#### EXERCISE
Each line of the listing should be reproduced exactly.

#### PROVIDED MATERIAL
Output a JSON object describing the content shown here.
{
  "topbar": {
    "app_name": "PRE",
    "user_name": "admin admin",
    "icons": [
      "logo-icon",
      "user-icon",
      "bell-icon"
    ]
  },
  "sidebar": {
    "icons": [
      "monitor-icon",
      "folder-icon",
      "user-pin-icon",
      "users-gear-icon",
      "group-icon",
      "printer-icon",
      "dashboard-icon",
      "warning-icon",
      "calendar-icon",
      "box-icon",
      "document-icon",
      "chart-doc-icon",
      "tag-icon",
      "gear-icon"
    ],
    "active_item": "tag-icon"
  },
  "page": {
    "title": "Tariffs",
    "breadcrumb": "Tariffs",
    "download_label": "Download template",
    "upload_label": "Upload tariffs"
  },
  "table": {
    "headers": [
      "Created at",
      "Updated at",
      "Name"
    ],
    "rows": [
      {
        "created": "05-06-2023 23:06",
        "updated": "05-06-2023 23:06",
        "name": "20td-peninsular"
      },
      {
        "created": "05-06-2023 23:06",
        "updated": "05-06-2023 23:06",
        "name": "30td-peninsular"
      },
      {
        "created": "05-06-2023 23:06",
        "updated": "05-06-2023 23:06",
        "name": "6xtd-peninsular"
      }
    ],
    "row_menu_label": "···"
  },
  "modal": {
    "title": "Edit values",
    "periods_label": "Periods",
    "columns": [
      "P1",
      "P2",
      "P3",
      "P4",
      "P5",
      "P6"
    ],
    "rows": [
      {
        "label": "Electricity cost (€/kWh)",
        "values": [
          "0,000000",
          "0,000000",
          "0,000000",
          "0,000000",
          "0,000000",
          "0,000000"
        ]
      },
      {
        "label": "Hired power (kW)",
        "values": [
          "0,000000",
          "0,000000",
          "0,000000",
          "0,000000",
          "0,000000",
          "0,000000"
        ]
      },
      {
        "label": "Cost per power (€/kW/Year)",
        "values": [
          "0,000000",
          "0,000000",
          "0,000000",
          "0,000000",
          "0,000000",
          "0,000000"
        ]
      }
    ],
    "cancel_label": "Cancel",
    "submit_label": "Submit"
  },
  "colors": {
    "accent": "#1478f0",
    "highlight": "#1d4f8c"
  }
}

#### SOLVED PROBLEM
Output a JSON object describing the content shown here.
{
  "topbar": {
    "app_name": "PRE",
    "user_name": "admin admin",
    "icons": [
      "logo-icon",
      "user-icon",
      "bell-icon"
    ]
  },
  "sidebar": {
    "icons": [
      "monitor-icon",
      "folder-icon",
      "user-pin-icon",
      "users-gear-icon",
      "group-icon",
      "printer-icon",
      "dashboard-icon",
      "warning-icon",
      "calendar-icon",
      "box-icon",
      "document-icon",
      "chart-doc-icon",
      "tag-icon",
      "gear-icon"
    ],
    "active_item": "tag-icon"
  },
  "page": {
    "title": "Tariffs",
    "breadcrumb": "Tariffs",
    "download_label": "Download template",
    "upload_label": "Upload tariffs"
  },
  "table": {
    "headers": [
      "Created at",
      "Updated at",
      "Name"
    ],
    "rows": [
      {
        "created": "05-06-2023 23:06",
        "updated": "05-06-2023 23:06",
        "name": "20td-peninsular"
      },
      {
        "created": "05-06-2023 23:06",
        "updated": "05-06-2023 23:06",
        "name": "30td-peninsular"
      },
      {
        "created": "05-06-2023 23:06",
        "updated": "05-06-2023 23:06",
        "name": "6xtd-peninsular"
      }
    ],
    "row_menu_label": "···"
  },
  "modal": {
    "title": "Edit values",
    "periods_label": "Periods",
    "columns": [
      "P1",
      "P2",
      "P3",
      "P4",
      "P5",
      "P6"
    ],
    "rows": [
      {
        "label": "Electricity cost (€/kWh)",
        "values": [
          "0,000000",
          "0,000000",
          "0,000000",
          "0,000000",
          "0,000000",
          "0,000000"
        ]
      },
      {
        "label": "Hired power (kW)",
        "values": [
          "0,000000",
          "0,000000",
          "0,000000",
          "0,000000",
          "0,000000",
          "0,000000"
        ]
      },
      {
        "label": "Cost per power (€/kW/Year)",
        "values": [
          "0,000000",
          "0,000000",
          "0,000000",
          "0,000000",
          "0,000000",
          "0,000000"
        ]
      }
    ],
    "cancel_label": "Cancel",
    "submit_label": "Submit"
  },
  "colors": {
    "accent": "#1478f0",
    "highlight": "#1d4f8c"
  }
}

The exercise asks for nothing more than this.